THE rules keep changing, the goalposts keep shifting. If you have paying guests in Portugal you need accreditation.
Towards the end of 2009 we received, via email, notification from the Tourist Board that we needed an ‘Alojamento Local’ licence.
This was part of the Government’s new rental licensing law which specifically covered local lodgings, as opposed to the full classification and ‘star’ rating which governs the larger, usually hotel, properties.
Ours fell into the houses, apartments and guest houses first tier.
Requirements were things like floor plans, safety certificates for gas (bottled) and electrical installations, first aid kit, fire extinguishers, fire retardant blankets and so on.

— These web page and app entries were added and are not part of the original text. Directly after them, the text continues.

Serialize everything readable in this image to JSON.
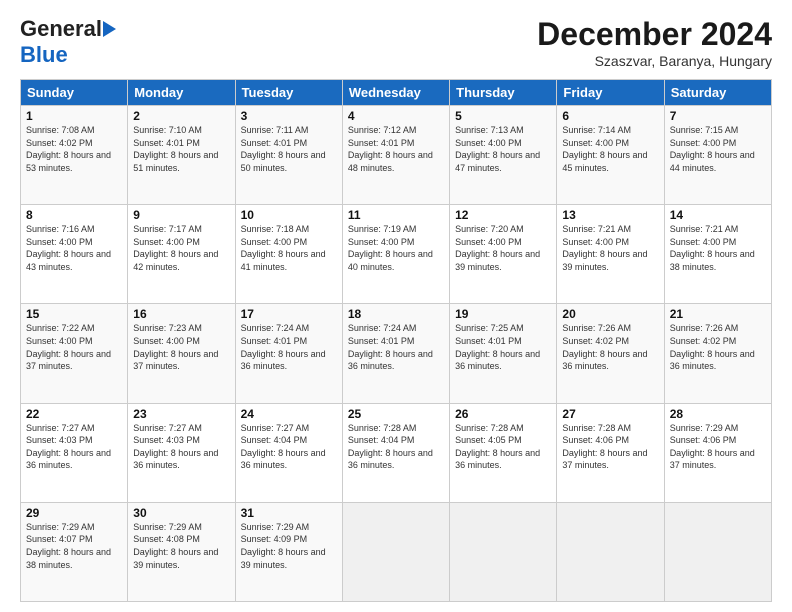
{
  "header": {
    "logo_general": "General",
    "logo_blue": "Blue",
    "month_title": "December 2024",
    "location": "Szaszvar, Baranya, Hungary"
  },
  "days_of_week": [
    "Sunday",
    "Monday",
    "Tuesday",
    "Wednesday",
    "Thursday",
    "Friday",
    "Saturday"
  ],
  "weeks": [
    [
      {
        "day": 1,
        "sunrise": "7:08 AM",
        "sunset": "4:02 PM",
        "daylight": "8 hours and 53 minutes."
      },
      {
        "day": 2,
        "sunrise": "7:10 AM",
        "sunset": "4:01 PM",
        "daylight": "8 hours and 51 minutes."
      },
      {
        "day": 3,
        "sunrise": "7:11 AM",
        "sunset": "4:01 PM",
        "daylight": "8 hours and 50 minutes."
      },
      {
        "day": 4,
        "sunrise": "7:12 AM",
        "sunset": "4:01 PM",
        "daylight": "8 hours and 48 minutes."
      },
      {
        "day": 5,
        "sunrise": "7:13 AM",
        "sunset": "4:00 PM",
        "daylight": "8 hours and 47 minutes."
      },
      {
        "day": 6,
        "sunrise": "7:14 AM",
        "sunset": "4:00 PM",
        "daylight": "8 hours and 45 minutes."
      },
      {
        "day": 7,
        "sunrise": "7:15 AM",
        "sunset": "4:00 PM",
        "daylight": "8 hours and 44 minutes."
      }
    ],
    [
      {
        "day": 8,
        "sunrise": "7:16 AM",
        "sunset": "4:00 PM",
        "daylight": "8 hours and 43 minutes."
      },
      {
        "day": 9,
        "sunrise": "7:17 AM",
        "sunset": "4:00 PM",
        "daylight": "8 hours and 42 minutes."
      },
      {
        "day": 10,
        "sunrise": "7:18 AM",
        "sunset": "4:00 PM",
        "daylight": "8 hours and 41 minutes."
      },
      {
        "day": 11,
        "sunrise": "7:19 AM",
        "sunset": "4:00 PM",
        "daylight": "8 hours and 40 minutes."
      },
      {
        "day": 12,
        "sunrise": "7:20 AM",
        "sunset": "4:00 PM",
        "daylight": "8 hours and 39 minutes."
      },
      {
        "day": 13,
        "sunrise": "7:21 AM",
        "sunset": "4:00 PM",
        "daylight": "8 hours and 39 minutes."
      },
      {
        "day": 14,
        "sunrise": "7:21 AM",
        "sunset": "4:00 PM",
        "daylight": "8 hours and 38 minutes."
      }
    ],
    [
      {
        "day": 15,
        "sunrise": "7:22 AM",
        "sunset": "4:00 PM",
        "daylight": "8 hours and 37 minutes."
      },
      {
        "day": 16,
        "sunrise": "7:23 AM",
        "sunset": "4:00 PM",
        "daylight": "8 hours and 37 minutes."
      },
      {
        "day": 17,
        "sunrise": "7:24 AM",
        "sunset": "4:01 PM",
        "daylight": "8 hours and 36 minutes."
      },
      {
        "day": 18,
        "sunrise": "7:24 AM",
        "sunset": "4:01 PM",
        "daylight": "8 hours and 36 minutes."
      },
      {
        "day": 19,
        "sunrise": "7:25 AM",
        "sunset": "4:01 PM",
        "daylight": "8 hours and 36 minutes."
      },
      {
        "day": 20,
        "sunrise": "7:26 AM",
        "sunset": "4:02 PM",
        "daylight": "8 hours and 36 minutes."
      },
      {
        "day": 21,
        "sunrise": "7:26 AM",
        "sunset": "4:02 PM",
        "daylight": "8 hours and 36 minutes."
      }
    ],
    [
      {
        "day": 22,
        "sunrise": "7:27 AM",
        "sunset": "4:03 PM",
        "daylight": "8 hours and 36 minutes."
      },
      {
        "day": 23,
        "sunrise": "7:27 AM",
        "sunset": "4:03 PM",
        "daylight": "8 hours and 36 minutes."
      },
      {
        "day": 24,
        "sunrise": "7:27 AM",
        "sunset": "4:04 PM",
        "daylight": "8 hours and 36 minutes."
      },
      {
        "day": 25,
        "sunrise": "7:28 AM",
        "sunset": "4:04 PM",
        "daylight": "8 hours and 36 minutes."
      },
      {
        "day": 26,
        "sunrise": "7:28 AM",
        "sunset": "4:05 PM",
        "daylight": "8 hours and 36 minutes."
      },
      {
        "day": 27,
        "sunrise": "7:28 AM",
        "sunset": "4:06 PM",
        "daylight": "8 hours and 37 minutes."
      },
      {
        "day": 28,
        "sunrise": "7:29 AM",
        "sunset": "4:06 PM",
        "daylight": "8 hours and 37 minutes."
      }
    ],
    [
      {
        "day": 29,
        "sunrise": "7:29 AM",
        "sunset": "4:07 PM",
        "daylight": "8 hours and 38 minutes."
      },
      {
        "day": 30,
        "sunrise": "7:29 AM",
        "sunset": "4:08 PM",
        "daylight": "8 hours and 39 minutes."
      },
      {
        "day": 31,
        "sunrise": "7:29 AM",
        "sunset": "4:09 PM",
        "daylight": "8 hours and 39 minutes."
      },
      null,
      null,
      null,
      null
    ]
  ],
  "labels": {
    "sunrise": "Sunrise:",
    "sunset": "Sunset:",
    "daylight": "Daylight:"
  }
}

One way or another we had most of these things but we weren’t sure if what we had met the spec. And when we went to the local Camara neither were they because all they had to check it against was a newly-issued legal booklet.
Still, they were as helpful as possible, given the lack of instruction they had received, other than the written word, so we attempted to comply, got everything we thought correct together, filled in the application forms and paid the fee(s).
Eventually we finally got inspected mid March and passed with flying colours. I’d asked our builder Heldre to attend in case there were any issues we couldn’t deal with but luckily there weren’t.
This was a result really, because legislation in Portugal is raised in Lisbon and as such reflects the needs and capacities of a large city but is imposed on the small locations in the same generalised manner.
For instance, the wiring to the casa (house) from our service hut at the rear of the property (electricity, gas, telephone etc) has got to include the provision for cable tv connection! Now the likelihood of this coming so far out into the sticks compares with Town’s chances of winning the Champions League any time soon! Likewise we have to have a tv and internet connection fitted and centrally connected in every room in the house.
It’s important in Portugal that you have a registered complaints book for the letting property but when we applied for one we couldn’t get it from the office in Beja without having the licence! Luckily good sense prevailed.
The good thing was that as long as property owners involved replied to the request and began the application process we were allowed to advertise.
That’s what we did and in the week after the inspection, we were pleased to welcome Nadine and Sveta, a couple of lasses from Bradford on a riding holiday.
Another good thing was the wet weather we’d been having abated for the week so the girls could get out and about. The picture shows the full range of transport we have available for guests to explore the Alentejo countryside – shanks’ pony, Murphy and a bike.
Contact us on www.alcaria-alta.co.uk or email firstname.lastname@example.org